| 7:31 pm on Jun 15, 2007 (gmt 0)|
|I'm wondering why exactly people are doing it |
Because people are easily suckered.
You might buy a SITE (not a domain) for PR, but even then it is dicey. You might retain rankings if you keep the same content and continue to add similar content to the original site.
| 12:56 am on Jun 24, 2007 (gmt 0)|
Are you sure the PR isnt false....hell it could hit 0 on the next update...
| 10:30 am on Jun 24, 2007 (gmt 0)|
From my own experience and I am being intentionally vague:
1. Use PR only as basic benchmark.
2. Investigate the domain as if it were a site you were purchasing - content - backlinks, age, etc etc.
3. Keep the content relevant to what the site was.
Good luck, if you pull this off it works wonders. That's why you'll a lot of domains on Snap/POOL/ClubDrop etc going in the 1000s when it doesn't make sense from a domaining point of view.
| 11:24 pm on Jun 24, 2007 (gmt 0)|
I have the same dilema. I just bought a PR6 (Fake PR I would find out - newbie here as you can tell) but the domain does have about 480 backlinks on Google and about 20 or so on Yahoo.
The domain forwarded to a strong PR6 - still around, that's how it borrowed the PR. My question is, should i develope the new site with that same subject matter (not a copy) of the PR6 site to "save" the PR6? How much time would I have to do that, since it was just transfered today.
| 1:15 am on Jun 25, 2007 (gmt 0)|
|Because people are easily suckered. |
Wrong. Jtara asked why people are doing it if not for PR and there are many reasons. Just because your not aware of the reasons does not mean that they do not exist. Unless of course your an ostrich with your head in the sand.

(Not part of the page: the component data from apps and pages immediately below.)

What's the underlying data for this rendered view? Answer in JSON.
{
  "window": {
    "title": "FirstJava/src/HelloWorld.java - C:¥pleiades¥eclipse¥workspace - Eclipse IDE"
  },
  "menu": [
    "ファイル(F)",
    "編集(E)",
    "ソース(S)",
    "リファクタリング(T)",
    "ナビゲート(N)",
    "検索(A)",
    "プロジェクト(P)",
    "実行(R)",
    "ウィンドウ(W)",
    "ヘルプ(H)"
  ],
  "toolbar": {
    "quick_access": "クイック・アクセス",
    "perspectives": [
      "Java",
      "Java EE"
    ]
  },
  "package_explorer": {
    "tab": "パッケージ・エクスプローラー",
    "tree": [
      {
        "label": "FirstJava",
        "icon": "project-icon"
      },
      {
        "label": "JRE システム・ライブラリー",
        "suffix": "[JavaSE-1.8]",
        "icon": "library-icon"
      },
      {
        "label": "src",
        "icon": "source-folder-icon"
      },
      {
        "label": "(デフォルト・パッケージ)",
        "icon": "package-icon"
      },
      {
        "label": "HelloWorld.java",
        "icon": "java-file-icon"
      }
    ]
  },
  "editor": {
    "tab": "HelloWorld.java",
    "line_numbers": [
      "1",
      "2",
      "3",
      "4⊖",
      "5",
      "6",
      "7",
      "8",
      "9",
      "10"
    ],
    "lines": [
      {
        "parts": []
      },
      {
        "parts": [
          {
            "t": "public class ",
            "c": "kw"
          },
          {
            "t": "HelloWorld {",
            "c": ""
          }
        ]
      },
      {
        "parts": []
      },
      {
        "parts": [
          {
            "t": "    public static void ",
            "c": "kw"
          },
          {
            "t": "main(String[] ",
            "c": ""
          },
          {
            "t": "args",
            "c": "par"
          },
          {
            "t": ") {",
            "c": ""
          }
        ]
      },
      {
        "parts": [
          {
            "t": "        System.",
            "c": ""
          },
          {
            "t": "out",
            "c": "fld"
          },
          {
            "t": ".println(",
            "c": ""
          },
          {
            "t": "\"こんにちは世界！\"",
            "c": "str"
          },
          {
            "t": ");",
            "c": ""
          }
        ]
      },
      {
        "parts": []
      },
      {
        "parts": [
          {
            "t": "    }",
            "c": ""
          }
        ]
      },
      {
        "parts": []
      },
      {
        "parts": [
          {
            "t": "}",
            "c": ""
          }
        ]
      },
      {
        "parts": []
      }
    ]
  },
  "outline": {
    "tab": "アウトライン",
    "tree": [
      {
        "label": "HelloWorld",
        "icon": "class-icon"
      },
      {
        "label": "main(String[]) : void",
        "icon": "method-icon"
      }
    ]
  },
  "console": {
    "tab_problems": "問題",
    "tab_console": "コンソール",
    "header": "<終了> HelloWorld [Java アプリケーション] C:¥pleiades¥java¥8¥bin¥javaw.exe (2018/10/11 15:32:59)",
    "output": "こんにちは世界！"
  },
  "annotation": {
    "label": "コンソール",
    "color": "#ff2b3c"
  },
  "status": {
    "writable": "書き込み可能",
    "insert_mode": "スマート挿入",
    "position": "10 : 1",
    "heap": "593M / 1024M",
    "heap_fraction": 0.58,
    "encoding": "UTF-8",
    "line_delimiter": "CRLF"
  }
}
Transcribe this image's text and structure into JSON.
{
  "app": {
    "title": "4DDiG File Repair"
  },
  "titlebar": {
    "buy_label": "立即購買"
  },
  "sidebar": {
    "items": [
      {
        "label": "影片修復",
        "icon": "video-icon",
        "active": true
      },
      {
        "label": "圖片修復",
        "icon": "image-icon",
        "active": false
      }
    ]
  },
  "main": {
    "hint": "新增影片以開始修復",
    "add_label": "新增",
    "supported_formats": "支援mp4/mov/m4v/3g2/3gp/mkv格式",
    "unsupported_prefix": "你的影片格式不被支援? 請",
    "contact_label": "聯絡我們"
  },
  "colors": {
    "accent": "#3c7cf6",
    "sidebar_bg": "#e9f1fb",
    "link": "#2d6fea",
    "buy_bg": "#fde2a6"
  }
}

[edited by: Hunter at 1:15 am (utc) on June 25, 2007]